RECORDS FOR PROCESSING:
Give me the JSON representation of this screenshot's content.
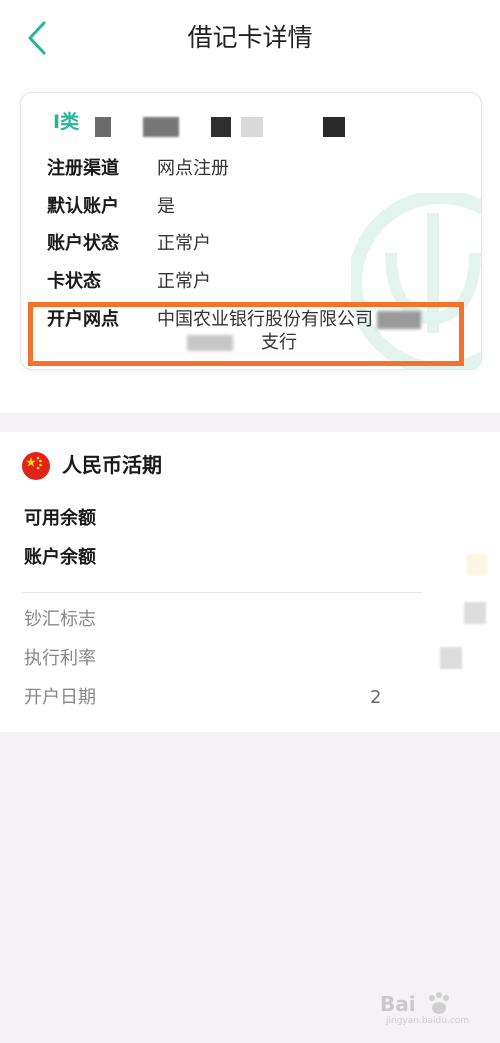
{
  "header": {
    "title": "借记卡详情"
  },
  "card": {
    "type_label": "I类",
    "rows": [
      {
        "label": "注册渠道",
        "value": "网点注册"
      },
      {
        "label": "默认账户",
        "value": "是"
      },
      {
        "label": "账户状态",
        "value": "正常户"
      },
      {
        "label": "卡状态",
        "value": "正常户"
      },
      {
        "label": "开户网点",
        "value": "中国农业银行股份有限公司",
        "value_line2": "支行"
      }
    ]
  },
  "currency": {
    "title": "人民币活期",
    "balances": [
      {
        "label": "可用余额"
      },
      {
        "label": "账户余额"
      }
    ],
    "info": [
      {
        "label": "钞汇标志"
      },
      {
        "label": "执行利率"
      },
      {
        "label": "开户日期",
        "value": "2"
      }
    ]
  },
  "watermark": {
    "brand": "Bai",
    "site": "jingyan.baidu.com"
  },
  "colors": {
    "accent": "#27b59a",
    "highlight": "#f5722a",
    "flag": "#e2231a"
  }
}
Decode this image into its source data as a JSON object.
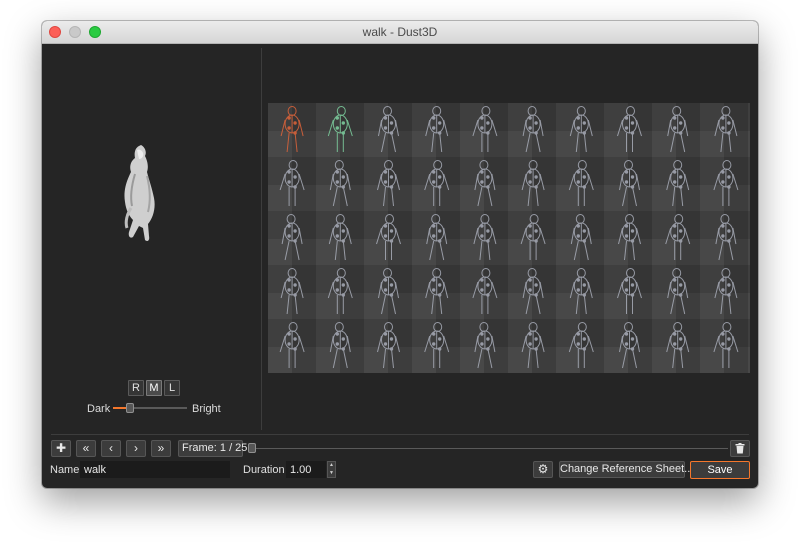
{
  "window": {
    "title": "walk - Dust3D"
  },
  "preview": {
    "light_buttons": [
      "R",
      "M",
      "L"
    ],
    "active_light_button": "M",
    "dark_label": "Dark",
    "bright_label": "Bright",
    "brightness_level": 0.2
  },
  "sheet": {
    "columns": 10,
    "rows": 5,
    "current_frame": 1,
    "next_frame": 2,
    "current_color": "#e0643a",
    "next_color": "#7fd3a1",
    "frame_color": "#a8acb8"
  },
  "toolbar": {
    "add_icon": "plus-icon",
    "first_icon": "double-chevron-left-icon",
    "prev_icon": "chevron-left-icon",
    "next_icon": "chevron-right-icon",
    "last_icon": "double-chevron-right-icon",
    "frame_text": "Frame:  1 / 25",
    "timeline_position": 0,
    "delete_icon": "trash-icon"
  },
  "form": {
    "name_label": "Name",
    "name_value": "walk",
    "duration_label": "Duration",
    "duration_value": "1.00",
    "settings_icon": "gear-icon",
    "change_sheet_label": "Change Reference Sheet...",
    "save_label": "Save"
  },
  "colors": {
    "accent": "#f5772c",
    "background": "#252525"
  }
}
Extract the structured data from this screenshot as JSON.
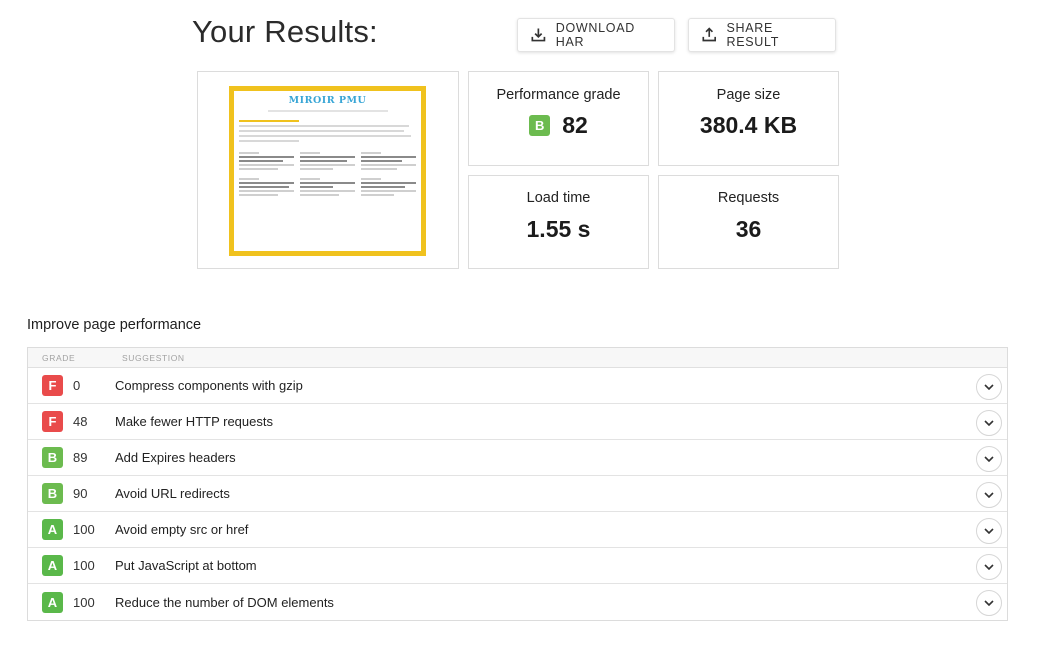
{
  "header": {
    "title": "Your Results:",
    "download_label": "DOWNLOAD HAR",
    "share_label": "SHARE RESULT"
  },
  "thumbnail": {
    "site_name": "MIROIR PMU"
  },
  "metrics": {
    "grade": {
      "label": "Performance grade",
      "letter": "B",
      "value": "82"
    },
    "page_size": {
      "label": "Page size",
      "value": "380.4 KB"
    },
    "load_time": {
      "label": "Load time",
      "value": "1.55 s"
    },
    "requests": {
      "label": "Requests",
      "value": "36"
    }
  },
  "improve": {
    "title": "Improve page performance",
    "columns": {
      "grade": "GRADE",
      "suggestion": "SUGGESTION"
    },
    "rows": [
      {
        "letter": "F",
        "score": "0",
        "suggestion": "Compress components with gzip"
      },
      {
        "letter": "F",
        "score": "48",
        "suggestion": "Make fewer HTTP requests"
      },
      {
        "letter": "B",
        "score": "89",
        "suggestion": "Add Expires headers"
      },
      {
        "letter": "B",
        "score": "90",
        "suggestion": "Avoid URL redirects"
      },
      {
        "letter": "A",
        "score": "100",
        "suggestion": "Avoid empty src or href"
      },
      {
        "letter": "A",
        "score": "100",
        "suggestion": "Put JavaScript at bottom"
      },
      {
        "letter": "A",
        "score": "100",
        "suggestion": "Reduce the number of DOM elements"
      }
    ]
  },
  "icons": {
    "download": "download-icon",
    "share": "share-icon",
    "expand": "chevron-down-icon"
  },
  "colors": {
    "grade_a": "#5ab84a",
    "grade_b": "#6cbb4f",
    "grade_f": "#e94b4b",
    "thumbnail_border": "#f0c21e",
    "thumbnail_brand": "#39a6d6"
  }
}
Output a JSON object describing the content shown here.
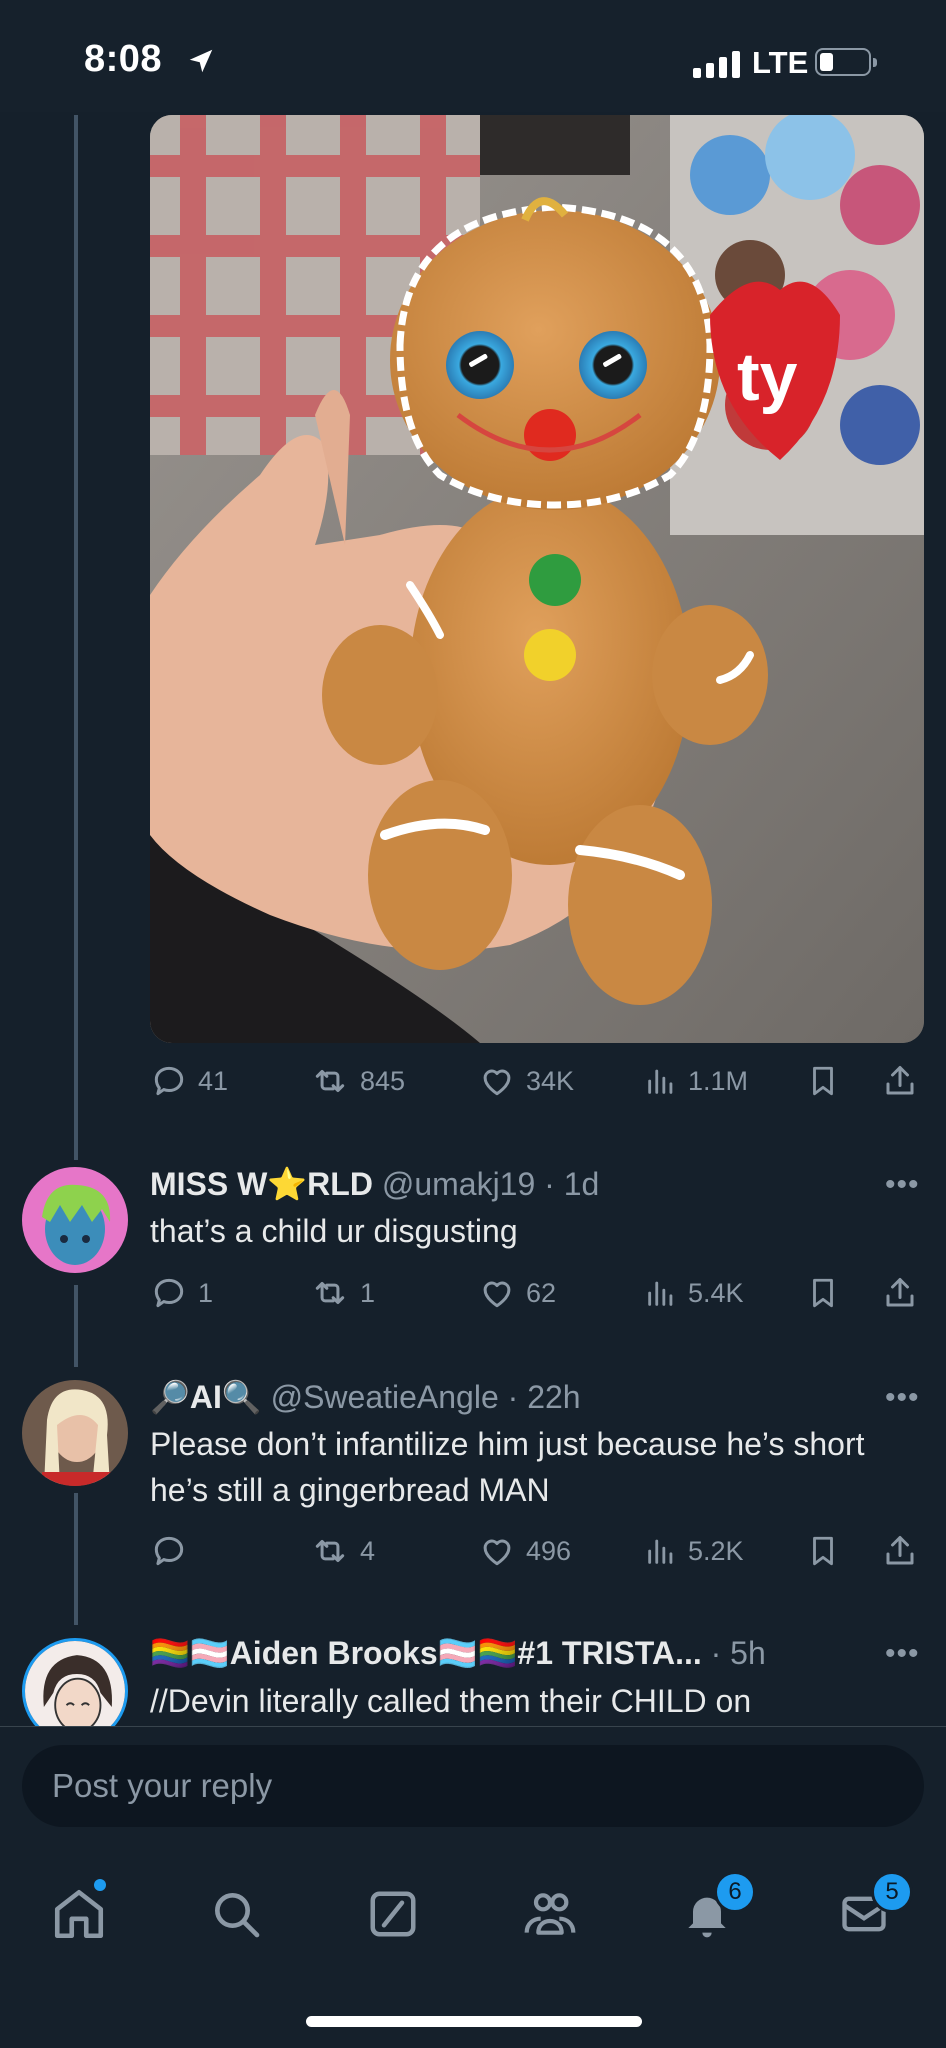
{
  "status_bar": {
    "time": "8:08",
    "network": "LTE"
  },
  "main_tweet": {
    "image_alt": "Ty Beanie Babies gingerbread man plush held in a hand",
    "stats": {
      "replies": "41",
      "reposts": "845",
      "likes": "34K",
      "views": "1.1M"
    }
  },
  "replies": [
    {
      "name": "MISS W⭐RLD",
      "handle_time": "@umakj19 · 1d",
      "text": "that’s a child ur disgusting",
      "stats": {
        "replies": "1",
        "reposts": "1",
        "likes": "62",
        "views": "5.4K"
      }
    },
    {
      "name": "🔎AI🔍",
      "handle_time": "@SweatieAngle · 22h",
      "text": "Please don’t infantilize him just because he’s short he’s still a gingerbread MAN",
      "stats": {
        "replies": "",
        "reposts": "4",
        "likes": "496",
        "views": "5.2K"
      }
    },
    {
      "name": "🏳️‍🌈🏳️‍⚧️Aiden Brooks🏳️‍⚧️🏳️‍🌈#1 TRISTA...",
      "handle_time": "· 5h",
      "text": "//Devin literally called them their CHILD on"
    }
  ],
  "more_label": "•••",
  "reply_box": {
    "placeholder": "Post your reply"
  },
  "tabbar": {
    "notifications_badge": "6",
    "messages_badge": "5"
  },
  "colors": {
    "accent": "#1d9bf0",
    "background": "#15202b",
    "muted": "#8b98a5"
  }
}
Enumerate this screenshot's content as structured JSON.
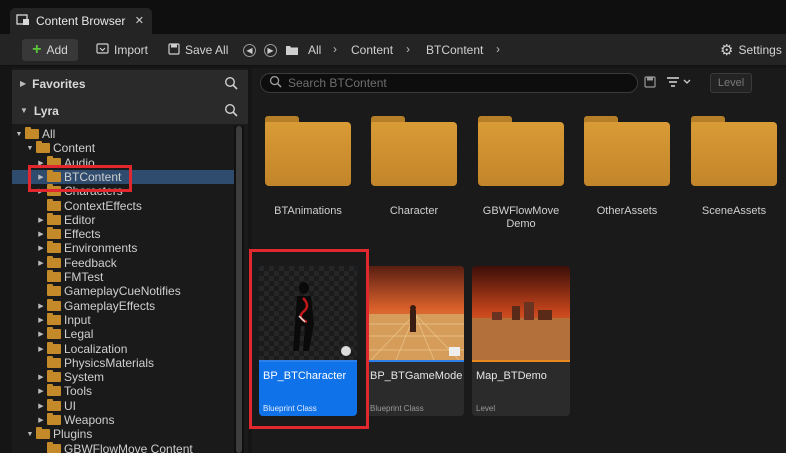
{
  "tab": {
    "title": "Content Browser",
    "close": "✕"
  },
  "toolbar": {
    "add_label": "Add",
    "import_label": "Import",
    "saveall_label": "Save All",
    "settings_label": "Settings"
  },
  "breadcrumb": [
    "All",
    "Content",
    "BTContent"
  ],
  "sidebar": {
    "favorites_label": "Favorites",
    "project_label": "Lyra",
    "tree": [
      {
        "label": "All",
        "depth": 0,
        "arrow": "▼",
        "open": true
      },
      {
        "label": "Content",
        "depth": 1,
        "arrow": "▼",
        "open": true
      },
      {
        "label": "Audio",
        "depth": 2,
        "arrow": "▶"
      },
      {
        "label": "BTContent",
        "depth": 2,
        "arrow": "▶",
        "selected": true
      },
      {
        "label": "Characters",
        "depth": 2,
        "arrow": "▶"
      },
      {
        "label": "ContextEffects",
        "depth": 2,
        "arrow": ""
      },
      {
        "label": "Editor",
        "depth": 2,
        "arrow": "▶"
      },
      {
        "label": "Effects",
        "depth": 2,
        "arrow": "▶"
      },
      {
        "label": "Environments",
        "depth": 2,
        "arrow": "▶"
      },
      {
        "label": "Feedback",
        "depth": 2,
        "arrow": "▶"
      },
      {
        "label": "FMTest",
        "depth": 2,
        "arrow": ""
      },
      {
        "label": "GameplayCueNotifies",
        "depth": 2,
        "arrow": ""
      },
      {
        "label": "GameplayEffects",
        "depth": 2,
        "arrow": "▶"
      },
      {
        "label": "Input",
        "depth": 2,
        "arrow": "▶"
      },
      {
        "label": "Legal",
        "depth": 2,
        "arrow": "▶"
      },
      {
        "label": "Localization",
        "depth": 2,
        "arrow": "▶"
      },
      {
        "label": "PhysicsMaterials",
        "depth": 2,
        "arrow": ""
      },
      {
        "label": "System",
        "depth": 2,
        "arrow": "▶"
      },
      {
        "label": "Tools",
        "depth": 2,
        "arrow": "▶"
      },
      {
        "label": "UI",
        "depth": 2,
        "arrow": "▶"
      },
      {
        "label": "Weapons",
        "depth": 2,
        "arrow": "▶"
      },
      {
        "label": "Plugins",
        "depth": 1,
        "arrow": "▼",
        "open": true
      },
      {
        "label": "GBWFlowMove Content",
        "depth": 2,
        "arrow": ""
      }
    ]
  },
  "search": {
    "placeholder": "Search BTContent"
  },
  "level_filter": "Level",
  "folders": [
    {
      "name": "BTAnimations"
    },
    {
      "name": "Character"
    },
    {
      "name": "GBWFlowMove\nDemo"
    },
    {
      "name": "OtherAssets"
    },
    {
      "name": "SceneAssets"
    }
  ],
  "assets": [
    {
      "name": "BP_BTCharacter",
      "type": "Blueprint Class",
      "selected": true
    },
    {
      "name": "BP_BTGameMode",
      "type": "Blueprint Class"
    },
    {
      "name": "Map_BTDemo",
      "type": "Level"
    }
  ],
  "colors": {
    "accent": "#0f72e8",
    "folder": "#d99b35",
    "highlight": "#e0282e",
    "blueprint_bar": "#2f7fe8",
    "level_bar": "#e8881e"
  }
}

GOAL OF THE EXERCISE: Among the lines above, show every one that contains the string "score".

FINISHED EXERCISE:
        "score": "0",
        "score": "48",
        "score": "89",
        "score": "90",
        "score": "100",
        "score": "100",
        "score": "100",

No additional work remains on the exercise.